Aggregate Demand and Aggregate Supply
This chapter introduces the Aggregate Demand/Aggregate Supply model of macroeconomics. Read the introduction and Section 1 to learn about Aggregate Demand and the three effects (weath, interest rate, and international trade) that cause the downward slope. Recall the difference between quantity demanded and demand - the same logic applies to Aggregate Demand. Identify the variables that change (shift) the Aggregate Demand curve. Read this chapter and attempt the "Try It" exercises. You will revisit certain sections of the chapter later in this unit.
Recessionary and Inflationary Gaps and Long-Run Macroeconomic Equilibrium
Case in Point: This Time Is Different, Or Is It?
In an analysis that spans 66 countries over nearly eight centuries, economists Carmen Reinhart and Kenneth Rogoff investigate hundreds of financial crises and the economic busts each leaves in its wake. With a database that includes crisis episodes that go back as far as 12th-century China and medieval Europe and continue until the financial crisis of 2007–2008, the authors look at the patterns of economic behavior that characterize the periods leading up to financial crises and the patterns that characterize the recoveries.
They argue that looking over a long period of history is necessary because financial crises are "rare" events. Financial crises occur at varying intervals, and researchers studying a period of 25 years or so may not encounter the equivalent of a 100-year, category 5 hurricane that hits a major, low-lying city with a faulty levee system.
In general, such crises follow periods of relative economic calm. For example, the period in the United States from the mid-1980s until 2007 was often referred to as the Great Moderation. During such periods, inflationary and recessionary gaps may occur, but they are relatively small and short-lived. Societies begin to feel that they have tamed the business cycle, that policy makers have gotten smarter, and that moderation will continue.
But then it happens. The accumulation of too much debt by governments, businesses, or consumers leads to a financial meltdown. As housing prices are run up, for example, people tend to find ways to justify their heavy borrowing and to rationalize the ascent in prices: Demographics have changed; mortgage terms have improved; the regulation we have put in place is better this time; it's better to buy now, before prices go up even more; housing prices won't fall. Memories of the last crisis fade. "This time is different," they argue.
But Reinhart and Rogoff provide convincing evidence that "this time" is usually not different. Large-scale debt buildups lead to crises of confidence, and a financial crisis ensues. The aftermath is typically a severe and prolonged recessionary gap. On average, they find the following to be true:
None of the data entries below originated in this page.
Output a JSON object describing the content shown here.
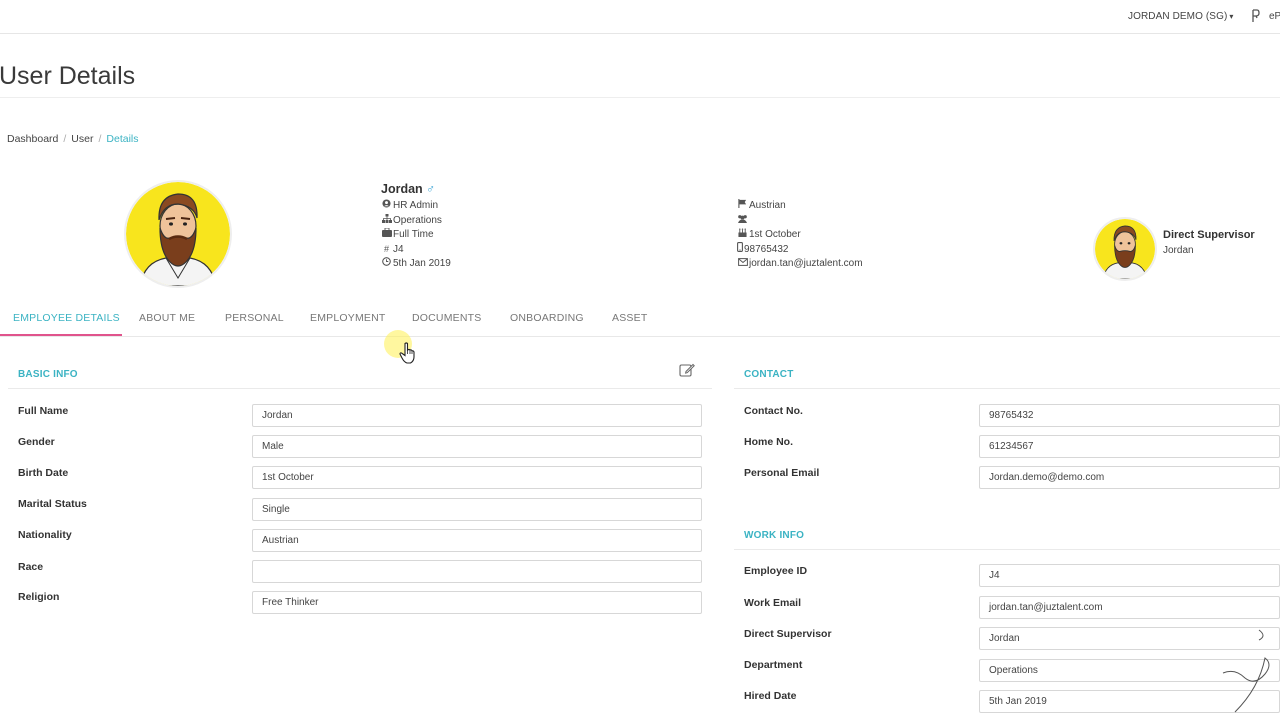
{
  "topbar": {
    "tenant_label": "JORDAN DEMO (SG)",
    "tenant_caret": "▾",
    "brand_text": "eP"
  },
  "page": {
    "title": "User Details"
  },
  "breadcrumb": {
    "items": [
      "Dashboard",
      "User",
      "Details"
    ],
    "separator": "/"
  },
  "profile": {
    "name": "Jordan",
    "gender_symbol": "♂",
    "role": "HR Admin",
    "department": "Operations",
    "employment_type": "Full Time",
    "employee_id": "J4",
    "hired_date": "5th Jan 2019",
    "nationality": "Austrian",
    "race": "",
    "birthday": "1st October",
    "phone": "98765432",
    "email": "jordan.tan@juztalent.com"
  },
  "supervisor": {
    "label": "Direct Supervisor",
    "name": "Jordan"
  },
  "tabs": [
    {
      "label": "EMPLOYEE DETAILS",
      "active": true
    },
    {
      "label": "ABOUT ME",
      "active": false
    },
    {
      "label": "PERSONAL",
      "active": false
    },
    {
      "label": "EMPLOYMENT",
      "active": false
    },
    {
      "label": "DOCUMENTS",
      "active": false
    },
    {
      "label": "ONBOARDING",
      "active": false
    },
    {
      "label": "ASSET",
      "active": false
    }
  ],
  "basic_info": {
    "title": "BASIC INFO",
    "fields": [
      {
        "label": "Full Name",
        "value": "Jordan"
      },
      {
        "label": "Gender",
        "value": "Male"
      },
      {
        "label": "Birth Date",
        "value": "1st October"
      },
      {
        "label": "Marital Status",
        "value": "Single"
      },
      {
        "label": "Nationality",
        "value": "Austrian"
      },
      {
        "label": "Race",
        "value": ""
      },
      {
        "label": "Religion",
        "value": "Free Thinker"
      }
    ]
  },
  "contact": {
    "title": "CONTACT",
    "fields": [
      {
        "label": "Contact No.",
        "value": "98765432"
      },
      {
        "label": "Home No.",
        "value": "61234567"
      },
      {
        "label": "Personal Email",
        "value": "Jordan.demo@demo.com"
      }
    ]
  },
  "work_info": {
    "title": "WORK INFO",
    "fields": [
      {
        "label": "Employee ID",
        "value": "J4"
      },
      {
        "label": "Work Email",
        "value": "jordan.tan@juztalent.com"
      },
      {
        "label": "Direct Supervisor",
        "value": "Jordan"
      },
      {
        "label": "Department",
        "value": "Operations"
      },
      {
        "label": "Hired Date",
        "value": "5th Jan 2019"
      }
    ]
  },
  "colors": {
    "accent": "#3bb3c3",
    "tab_underline": "#e0548c",
    "avatar_bg": "#f8e51d"
  },
  "icons": {
    "role": "user-circle-icon",
    "department": "sitemap-icon",
    "employment_type": "briefcase-icon",
    "employee_id": "hash-icon",
    "hired_date": "clock-icon",
    "nationality": "flag-icon",
    "race": "users-icon",
    "birthday": "birthday-cake-icon",
    "phone": "mobile-icon",
    "email": "envelope-icon",
    "edit": "edit-icon"
  }
}
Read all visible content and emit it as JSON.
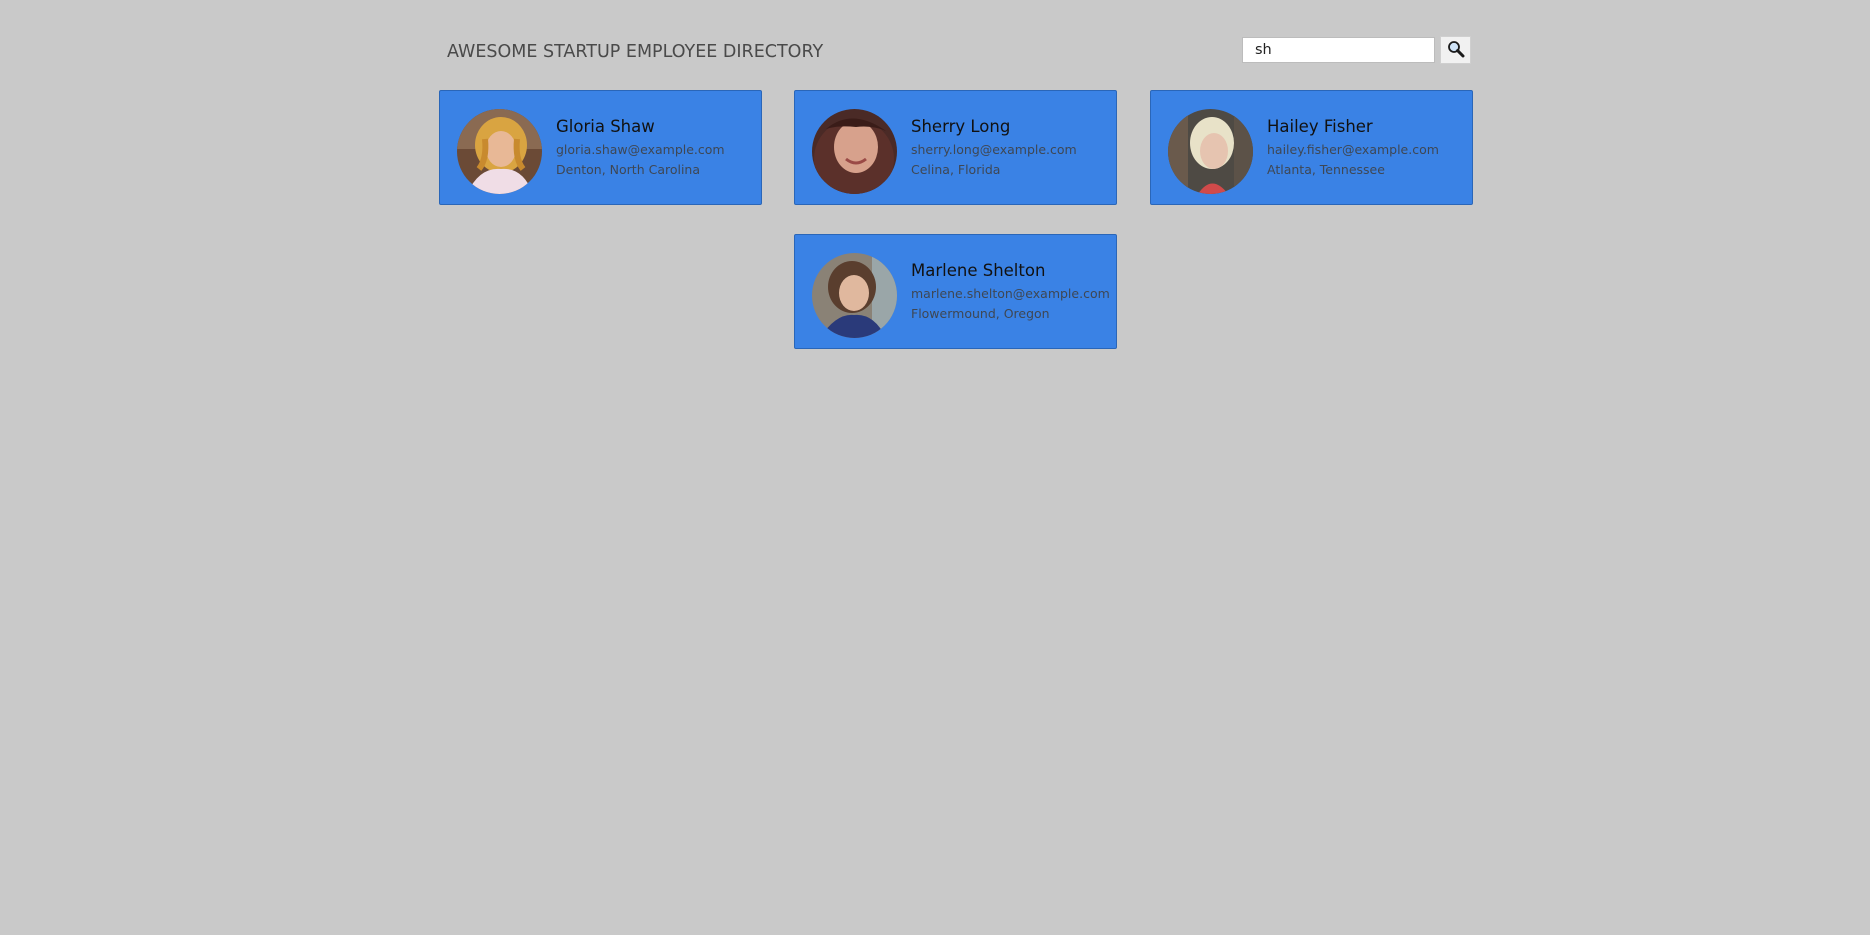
{
  "header": {
    "title": "AWESOME STARTUP EMPLOYEE DIRECTORY"
  },
  "search": {
    "value": "sh",
    "button_icon": "search-icon"
  },
  "colors": {
    "background": "#c9c9c9",
    "card": "#3a82e5"
  },
  "employees": [
    {
      "name": "Gloria Shaw",
      "email": "gloria.shaw@example.com",
      "location": "Denton, North Carolina"
    },
    {
      "name": "Sherry Long",
      "email": "sherry.long@example.com",
      "location": "Celina, Florida"
    },
    {
      "name": "Hailey Fisher",
      "email": "hailey.fisher@example.com",
      "location": "Atlanta, Tennessee"
    },
    {
      "name": "Marlene Shelton",
      "email": "marlene.shelton@example.com",
      "location": "Flowermound, Oregon"
    }
  ]
}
- The collapse in asset market prices is large and long-lasting. Housing prices decline an average of 35% over 6 years, and stock prices decline an average of 56% over 3.5 years.
- Peak-to-trough GDP falls 9% on average, and the recession averages 2 years in length.
- The unemployment rate rises 7 percentage points over a 4-year period.
- Government debt swells due to bailout costs and, more importantly, because tax revenues fall off due to lower GDP.
- V-shaped recoveries in stock prices are more common than V-shaped recoveries in housing prices or employment.
To what extent is the financial crisis of the late 2000s likely to follow this typical pattern? The authors argue that experience with expansionary fiscal policy in such circumstances is actually quite limited. Most often, governments are shut out of borrowing markets when crises hit. Japan's government explicitly tried to implement fiscal stimulus, but the authors warn against drawing conclusions from one such example. The authors caution that governments should weigh any potential benefit of fiscal stimulus against the problem of higher public debt. They also note that central banks in 2007–2008 acted quickly and aggressively with expansionary monetary policies. But, they caution against "push[ing] too far the conceit that we are smarter than our predecessors". The global nature of the current situation only adds to the difficulty of recovering fully.
There was a company failure around 15 years ago that looked like a big deal at the time, but now seems like little more than a blip. The authors quote a trader who, during this event, presciently remarked, "More money has been lost because of four words than at the point of a gun. Those words are 'This time is different'".